There is no easy pathway forward on holding together churches with differences over same-sex relationships. Ian Paul writing at Psephizo, as a member of the C of E's General Synod, describes his experience this past week of participating in a long "Shared Conversation." The sense of I have is that (1) the CofE is heading along a similar pathway to ACANZP (2) it is hard to get the process right, let alone fair presentation of content (3) holding together is everyone's conviction, the possibility of schism is nevertheless ever present.
[UPDATE: Alongside Ian Paul's reflection, I commend also reading Lucy Gorman's reflection, from a quite different perspective. In a nutshell, what I am trying to do here is to offer a suggestion for how we might be a church that includes both Kiwi Ian Pauls and Kiwi Lucy Gormans].

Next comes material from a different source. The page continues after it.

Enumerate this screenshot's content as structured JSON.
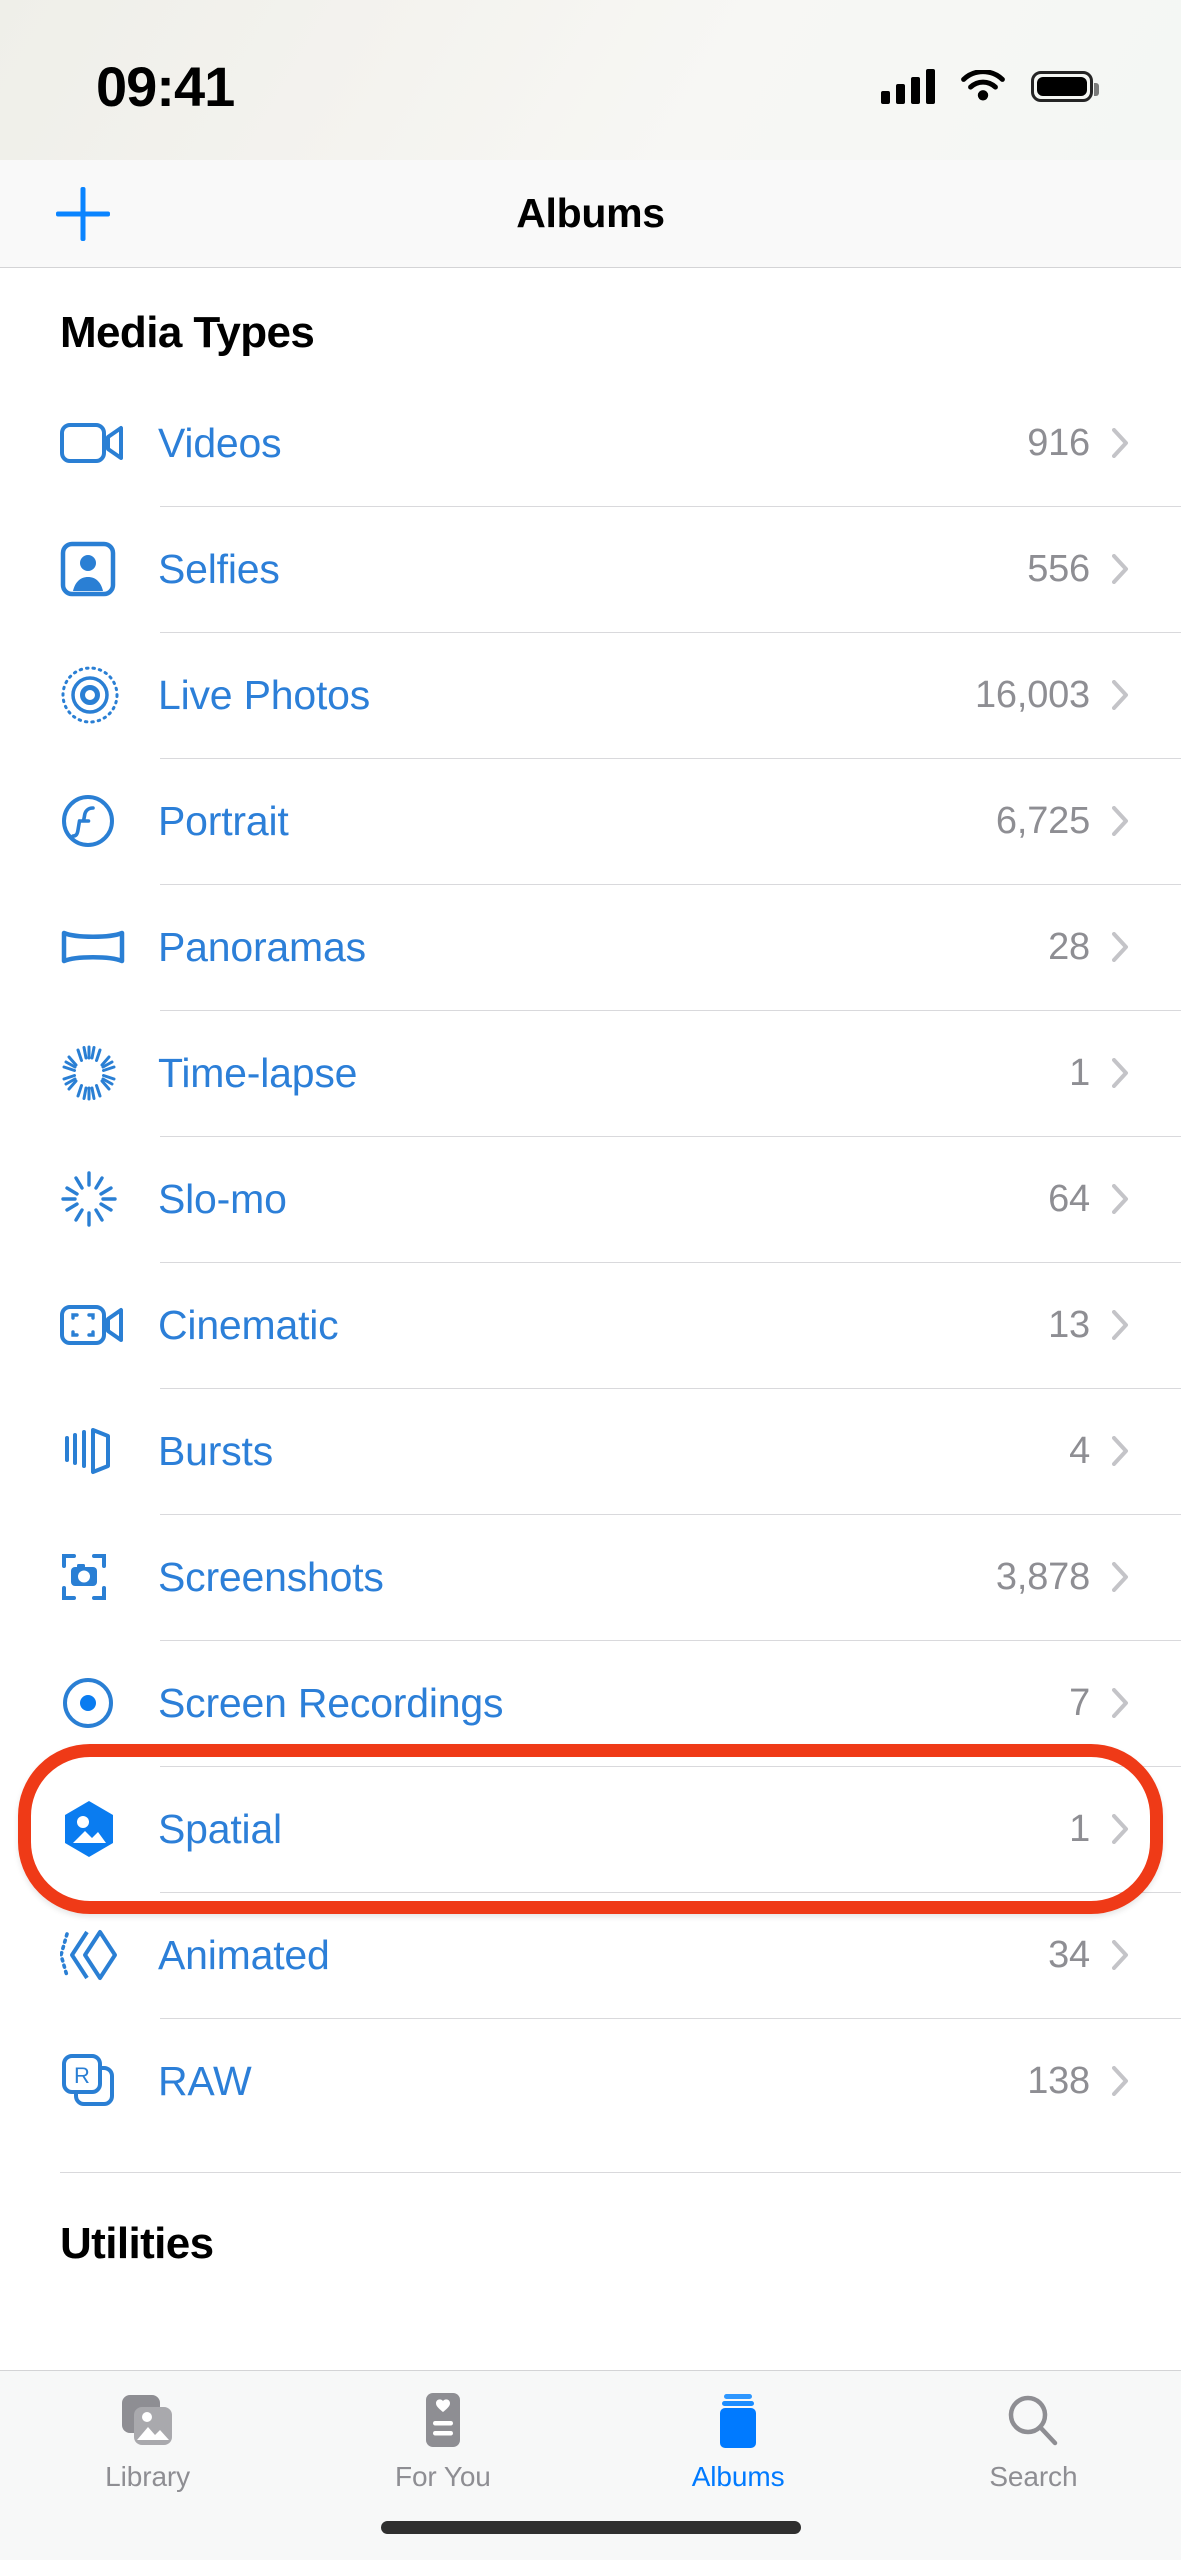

Picking up from yesterday's post, I cannot see a way forward for our church to remain together which does not involve permission for same sex blessings to take place, which does not involve continued commitment to our current doctrine of marriage and which does not involve an agreed, authorised liturgy for such blessings which is nevertheless not adopted as a formulary of our church.
For comment, picking apart, praising or ignoring, I offer the following proposals:
(1) A canon is agreed by General Synod/te Hinota Whanui which provides for use in our church a liturgy for blessing same-sex relationships where a bishop authorises the use of that liturgy in her or his diocese;
(2) Both that canon and an amended Title D (our canon on ministry standards) make clear that no clergyperson is compelled to bless a same-sex relationship, nor is any officer of the church (minister, churchwarden) compelled to make a church building for which they are responsible available for a service of blessing of a same-sex relationship;
(3) An amended Title D makes clear that a bishop may consider for ordination or for appointment to office a person in (a) a civil marriage, or (b) a same sex relationship which has been blessed using a liturgy provided by our church or its equivalent in another church.
Could we be as brief as that?
Now, if what has been written above is torn asunder in comments, then I may come up quickly with a fifth post in this series, hastily amending what I have written. If comments are kinder (but, I expect, still critical) and the debate is slow burning, then the fifth post in this series may take longer to come ... but it will be before 1 October 2016!